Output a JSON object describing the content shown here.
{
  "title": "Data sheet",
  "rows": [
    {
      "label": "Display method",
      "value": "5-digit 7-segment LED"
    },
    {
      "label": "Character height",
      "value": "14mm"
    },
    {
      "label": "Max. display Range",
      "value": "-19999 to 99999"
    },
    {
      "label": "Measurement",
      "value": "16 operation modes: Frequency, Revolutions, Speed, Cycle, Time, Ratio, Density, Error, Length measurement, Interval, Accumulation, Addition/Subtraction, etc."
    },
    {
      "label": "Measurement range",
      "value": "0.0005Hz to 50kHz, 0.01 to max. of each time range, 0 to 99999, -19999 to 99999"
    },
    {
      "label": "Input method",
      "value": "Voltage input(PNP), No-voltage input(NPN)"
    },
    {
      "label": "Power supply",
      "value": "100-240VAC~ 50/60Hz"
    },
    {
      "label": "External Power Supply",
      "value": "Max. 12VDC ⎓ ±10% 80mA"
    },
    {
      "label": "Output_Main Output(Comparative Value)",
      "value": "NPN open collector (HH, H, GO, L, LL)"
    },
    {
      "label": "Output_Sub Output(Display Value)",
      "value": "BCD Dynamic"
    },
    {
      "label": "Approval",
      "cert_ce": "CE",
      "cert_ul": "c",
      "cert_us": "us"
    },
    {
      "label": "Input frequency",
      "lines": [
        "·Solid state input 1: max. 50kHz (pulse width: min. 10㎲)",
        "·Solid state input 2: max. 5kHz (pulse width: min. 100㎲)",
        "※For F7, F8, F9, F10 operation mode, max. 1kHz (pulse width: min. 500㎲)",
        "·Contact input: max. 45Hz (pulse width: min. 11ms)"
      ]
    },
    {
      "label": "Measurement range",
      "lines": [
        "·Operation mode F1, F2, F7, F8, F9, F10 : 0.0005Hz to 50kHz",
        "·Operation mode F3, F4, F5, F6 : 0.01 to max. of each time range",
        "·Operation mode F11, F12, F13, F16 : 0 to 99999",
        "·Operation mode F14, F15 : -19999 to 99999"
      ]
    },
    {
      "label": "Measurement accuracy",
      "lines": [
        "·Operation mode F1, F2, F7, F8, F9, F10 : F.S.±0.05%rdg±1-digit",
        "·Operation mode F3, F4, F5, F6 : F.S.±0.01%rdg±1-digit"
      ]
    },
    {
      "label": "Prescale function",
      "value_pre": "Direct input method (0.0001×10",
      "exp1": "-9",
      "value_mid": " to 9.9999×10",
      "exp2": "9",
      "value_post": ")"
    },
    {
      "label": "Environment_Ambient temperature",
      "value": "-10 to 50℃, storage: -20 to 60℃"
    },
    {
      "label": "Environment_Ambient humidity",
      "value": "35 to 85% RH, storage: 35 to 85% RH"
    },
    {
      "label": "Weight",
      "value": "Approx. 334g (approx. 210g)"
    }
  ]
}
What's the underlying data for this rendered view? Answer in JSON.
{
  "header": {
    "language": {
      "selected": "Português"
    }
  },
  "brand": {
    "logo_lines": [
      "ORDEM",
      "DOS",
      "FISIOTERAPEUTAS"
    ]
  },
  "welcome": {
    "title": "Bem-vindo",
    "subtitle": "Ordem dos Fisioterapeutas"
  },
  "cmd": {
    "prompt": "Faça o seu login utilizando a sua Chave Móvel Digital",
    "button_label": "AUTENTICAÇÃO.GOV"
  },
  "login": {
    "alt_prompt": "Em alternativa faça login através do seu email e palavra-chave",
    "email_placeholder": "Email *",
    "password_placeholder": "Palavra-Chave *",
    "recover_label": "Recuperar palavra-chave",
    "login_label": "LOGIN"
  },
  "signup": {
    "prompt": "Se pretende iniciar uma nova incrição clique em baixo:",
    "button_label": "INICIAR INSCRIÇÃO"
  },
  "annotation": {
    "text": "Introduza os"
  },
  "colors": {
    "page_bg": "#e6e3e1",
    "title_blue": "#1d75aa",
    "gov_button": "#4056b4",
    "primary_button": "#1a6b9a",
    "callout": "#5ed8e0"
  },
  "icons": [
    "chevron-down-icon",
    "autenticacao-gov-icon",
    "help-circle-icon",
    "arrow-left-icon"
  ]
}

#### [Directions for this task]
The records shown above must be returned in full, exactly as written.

#### [Reply to the task]
Output a JSON object describing the content shown here.
{
  "title": "Data sheet",
  "rows": [
    {
      "label": "Display method",
      "value": "5-digit 7-segment LED"
    },
    {
      "label": "Character height",
      "value": "14mm"
    },
    {
      "label": "Max. display Range",
      "value": "-19999 to 99999"
    },
    {
      "label": "Measurement",
      "value": "16 operation modes: Frequency, Revolutions, Speed, Cycle, Time, Ratio, Density, Error, Length measurement, Interval, Accumulation, Addition/Subtraction, etc."
    },
    {
      "label": "Measurement range",
      "value": "0.0005Hz to 50kHz, 0.01 to max. of each time range, 0 to 99999, -19999 to 99999"
    },
    {
      "label": "Input method",
      "value": "Voltage input(PNP), No-voltage input(NPN)"
    },
    {
      "label": "Power supply",
      "value": "100-240VAC~ 50/60Hz"
    },
    {
      "label": "External Power Supply",
      "value": "Max. 12VDC ⎓ ±10% 80mA"
    },
    {
      "label": "Output_Main Output(Comparative Value)",
      "value": "NPN open collector (HH, H, GO, L, LL)"
    },
    {
      "label": "Output_Sub Output(Display Value)",
      "value": "BCD Dynamic"
    },
    {
      "label": "Approval",
      "cert_ce": "CE",
      "cert_ul": "c",
      "cert_us": "us"
    },
    {
      "label": "Input frequency",
      "lines": [
        "·Solid state input 1: max. 50kHz (pulse width: min. 10㎲)",
        "·Solid state input 2: max. 5kHz (pulse width: min. 100㎲)",
        "※For F7, F8, F9, F10 operation mode, max. 1kHz (pulse width: min. 500㎲)",
        "·Contact input: max. 45Hz (pulse width: min. 11ms)"
      ]
    },
    {
      "label": "Measurement range",
      "lines": [
        "·Operation mode F1, F2, F7, F8, F9, F10 : 0.0005Hz to 50kHz",
        "·Operation mode F3, F4, F5, F6 : 0.01 to max. of each time range",
        "·Operation mode F11, F12, F13, F16 : 0 to 99999",
        "·Operation mode F14, F15 : -19999 to 99999"
      ]
    },
    {
      "label": "Measurement accuracy",
      "lines": [
        "·Operation mode F1, F2, F7, F8, F9, F10 : F.S.±0.05%rdg±1-digit",
        "·Operation mode F3, F4, F5, F6 : F.S.±0.01%rdg±1-digit"
      ]
    },
    {
      "label": "Prescale function",
      "value_pre": "Direct input method (0.0001×10",
      "exp1": "-9",
      "value_mid": " to 9.9999×10",
      "exp2": "9",
      "value_post": ")"
    },
    {
      "label": "Environment_Ambient temperature",
      "value": "-10 to 50℃, storage: -20 to 60℃"
    },
    {
      "label": "Environment_Ambient humidity",
      "value": "35 to 85% RH, storage: 35 to 85% RH"
    },
    {
      "label": "Weight",
      "value": "Approx. 334g (approx. 210g)"
    }
  ]
}
What's the underlying data for this rendered view? Answer in JSON.
{
  "header": {
    "language": {
      "selected": "Português"
    }
  },
  "brand": {
    "logo_lines": [
      "ORDEM",
      "DOS",
      "FISIOTERAPEUTAS"
    ]
  },
  "welcome": {
    "title": "Bem-vindo",
    "subtitle": "Ordem dos Fisioterapeutas"
  },
  "cmd": {
    "prompt": "Faça o seu login utilizando a sua Chave Móvel Digital",
    "button_label": "AUTENTICAÇÃO.GOV"
  },
  "login": {
    "alt_prompt": "Em alternativa faça login através do seu email e palavra-chave",
    "email_placeholder": "Email *",
    "password_placeholder": "Palavra-Chave *",
    "recover_label": "Recuperar palavra-chave",
    "login_label": "LOGIN"
  },
  "signup": {
    "prompt": "Se pretende iniciar uma nova incrição clique em baixo:",
    "button_label": "INICIAR INSCRIÇÃO"
  },
  "annotation": {
    "text": "Introduza os"
  },
  "colors": {
    "page_bg": "#e6e3e1",
    "title_blue": "#1d75aa",
    "gov_button": "#4056b4",
    "primary_button": "#1a6b9a",
    "callout": "#5ed8e0"
  },
  "icons": [
    "chevron-down-icon",
    "autenticacao-gov-icon",
    "help-circle-icon",
    "arrow-left-icon"
  ]
}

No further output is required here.